The Bahrain funding will come as some welcome relief, however more is needed, and the company has received approval from its shareholders to investigate other ways to further raise funds to secure its future over the next five years, the magazine reported.

While its sources indicated plans for the partial or complete sale of McLaren’s Automotive, Applied Technologies and Racing divisions, a McLaren insider has told Autocar that the only advanced discussions were focused on a minority stake of the Racing division, and denied any conversation regards the sale of McLaren Automotive, which is in charge of road cars.

Bond holders and board members at McLaren are believed to have given the green light in the past week to explore offers of interest. “We are considering the option of additional investors in the Racing business,” a McLaren spokesperson said when contacted by the magazine.

The Racing division encompasses the McLaren Formula 1 team, which garnered attention for its podium finish result at this year’s Formula 1 season opener at the Austrian Grand Prix with a third-place result by Lando Norris, who recorded the fastest lap of the race just before its end.

McLaren announced in May that it was planning to lay off 1,200 employees, or a quarter of its workforce due to the pandemic that has severely affected sales, following an earlier move to furlough its staff with the aim of protecting jobs in the short term.

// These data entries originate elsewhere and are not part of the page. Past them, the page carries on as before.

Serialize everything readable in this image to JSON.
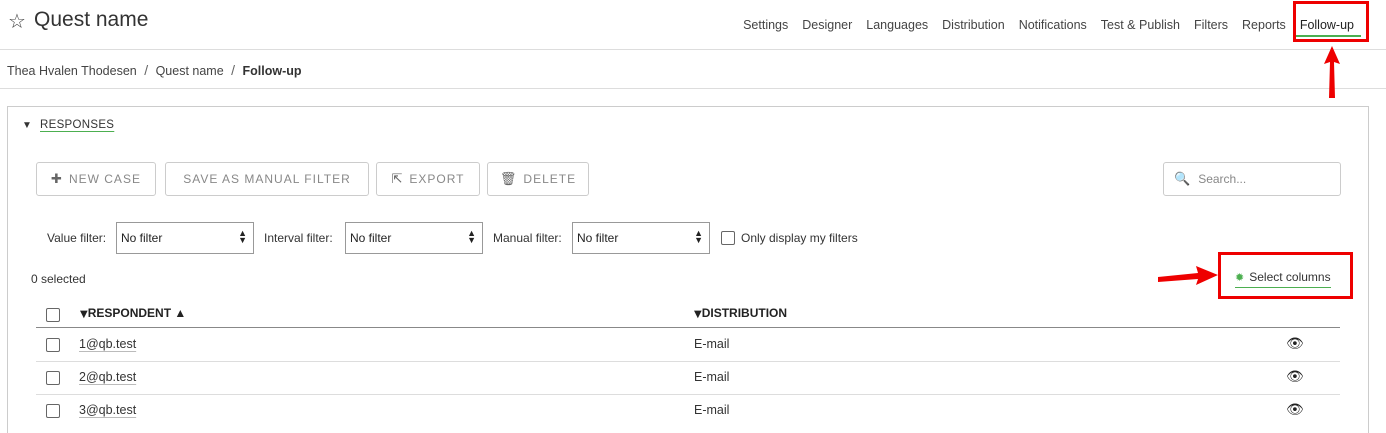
{
  "header": {
    "title": "Quest name",
    "star_icon": "star-outline-icon",
    "nav": [
      {
        "label": "Settings"
      },
      {
        "label": "Designer"
      },
      {
        "label": "Languages"
      },
      {
        "label": "Distribution"
      },
      {
        "label": "Notifications"
      },
      {
        "label": "Test & Publish"
      },
      {
        "label": "Filters"
      },
      {
        "label": "Reports"
      },
      {
        "label": "Follow-up",
        "active": true
      }
    ]
  },
  "breadcrumb": {
    "items": [
      "Thea Hvalen Thodesen",
      "Quest name"
    ],
    "current": "Follow-up",
    "separator": "/"
  },
  "responses": {
    "section_title": "RESPONSES",
    "buttons": {
      "new_case": "NEW CASE",
      "save_manual_filter": "SAVE AS MANUAL FILTER",
      "export": "EXPORT",
      "delete": "DELETE"
    },
    "search": {
      "placeholder": "Search..."
    },
    "filters": {
      "value_label": "Value filter:",
      "value_selected": "No filter",
      "interval_label": "Interval filter:",
      "interval_selected": "No filter",
      "manual_label": "Manual filter:",
      "manual_selected": "No filter",
      "only_mine_label": "Only display my filters"
    },
    "selected_count": "0 selected",
    "select_columns": "Select columns",
    "columns": {
      "respondent": "RESPONDENT",
      "respondent_sort": "▲",
      "distribution": "DISTRIBUTION"
    },
    "rows": [
      {
        "respondent": "1@qb.test",
        "distribution": "E-mail"
      },
      {
        "respondent": "2@qb.test",
        "distribution": "E-mail"
      },
      {
        "respondent": "3@qb.test",
        "distribution": "E-mail"
      }
    ]
  },
  "colors": {
    "accent": "#4caf50",
    "annotation": "#e00000"
  }
}
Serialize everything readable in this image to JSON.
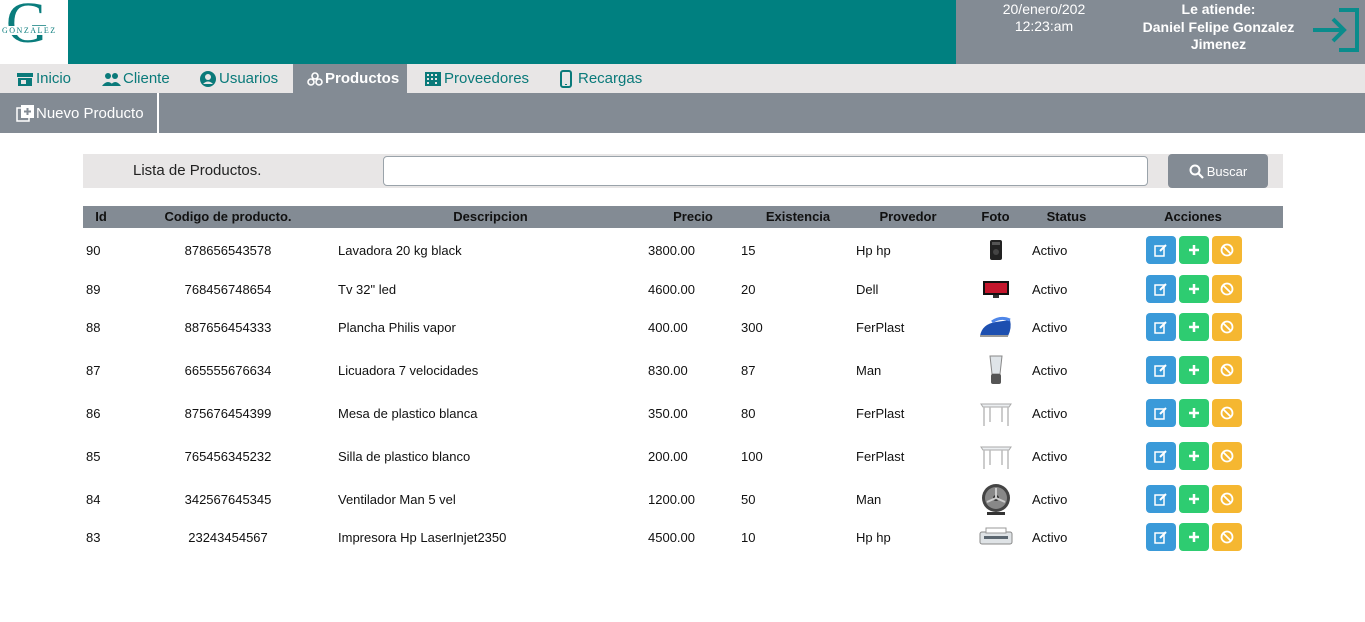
{
  "header": {
    "logo_letter": "G",
    "logo_word": "GONZALEZ",
    "date": "20/enero/202",
    "time": "12:23:am",
    "attends_label": "Le atiende:",
    "user_name_line1": "Daniel Felipe Gonzalez",
    "user_name_line2": "Jimenez",
    "colors": {
      "brand": "#008080",
      "panel": "#838b94"
    }
  },
  "tabs": [
    {
      "label": "Inicio",
      "icon": "store-icon"
    },
    {
      "label": "Cliente",
      "icon": "people-icon"
    },
    {
      "label": "Usuarios",
      "icon": "user-circle-icon"
    },
    {
      "label": "Productos",
      "icon": "boxes-icon",
      "active": true
    },
    {
      "label": "Proveedores",
      "icon": "building-icon"
    },
    {
      "label": "Recargas",
      "icon": "phone-icon"
    }
  ],
  "toolbar": {
    "new_product_label": "Nuevo Producto"
  },
  "search": {
    "title": "Lista de Productos.",
    "value": "",
    "button_label": "Buscar"
  },
  "table": {
    "headers": [
      "Id",
      "Codigo de producto.",
      "Descripcion",
      "Precio",
      "Existencia",
      "Provedor",
      "Foto",
      "Status",
      "Acciones"
    ],
    "rows": [
      {
        "id": "90",
        "code": "878656543578",
        "description": "Lavadora 20 kg black",
        "price": "3800.00",
        "stock": "15",
        "supplier": "Hp hp",
        "photo": "washer-icon",
        "status": "Activo"
      },
      {
        "id": "89",
        "code": "768456748654",
        "description": "Tv 32\" led",
        "price": "4600.00",
        "stock": "20",
        "supplier": "Dell",
        "photo": "tv-icon",
        "status": "Activo"
      },
      {
        "id": "88",
        "code": "887656454333",
        "description": "Plancha Philis vapor",
        "price": "400.00",
        "stock": "300",
        "supplier": "FerPlast",
        "photo": "iron-icon",
        "status": "Activo"
      },
      {
        "id": "87",
        "code": "665555676634",
        "description": "Licuadora 7 velocidades",
        "price": "830.00",
        "stock": "87",
        "supplier": "Man",
        "photo": "blender-icon",
        "status": "Activo"
      },
      {
        "id": "86",
        "code": "875676454399",
        "description": "Mesa de plastico blanca",
        "price": "350.00",
        "stock": "80",
        "supplier": "FerPlast",
        "photo": "table-icon",
        "status": "Activo"
      },
      {
        "id": "85",
        "code": "765456345232",
        "description": "Silla de plastico blanco",
        "price": "200.00",
        "stock": "100",
        "supplier": "FerPlast",
        "photo": "table-icon",
        "status": "Activo"
      },
      {
        "id": "84",
        "code": "342567645345",
        "description": "Ventilador Man 5 vel",
        "price": "1200.00",
        "stock": "50",
        "supplier": "Man",
        "photo": "fan-icon",
        "status": "Activo"
      },
      {
        "id": "83",
        "code": "23243454567",
        "description": "Impresora Hp LaserInjet2350",
        "price": "4500.00",
        "stock": "10",
        "supplier": "Hp hp",
        "photo": "printer-icon",
        "status": "Activo"
      }
    ],
    "action_colors": {
      "edit": "#3a9ad9",
      "add": "#2ecc71",
      "disable": "#f5b731"
    }
  }
}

The most recent indication of the McLaren Group’s value arose two years ago when Michael Latifi bought a 10% share for just over £200m pounds sterling (RM1.07 billion) , which suggests a valuation of more than £2 billion (RM10.7 billion) at the time.

The upcoming Formula 1 cost cap could potentially make the team more profitable, says Autocar, and it is possible that the valuation, in addition to the racing team’s improvement in form, could increase the price per share in the race team, the report said.

Meanwhile, a sale of McLaren Applied Technologies is also believed to be in discussions, however this is said to be complex as the division relies on its links to racing in order to thrive, the magazine said. McLaren Applied Technologies works in everyday industries, notably in healthcare and public transport.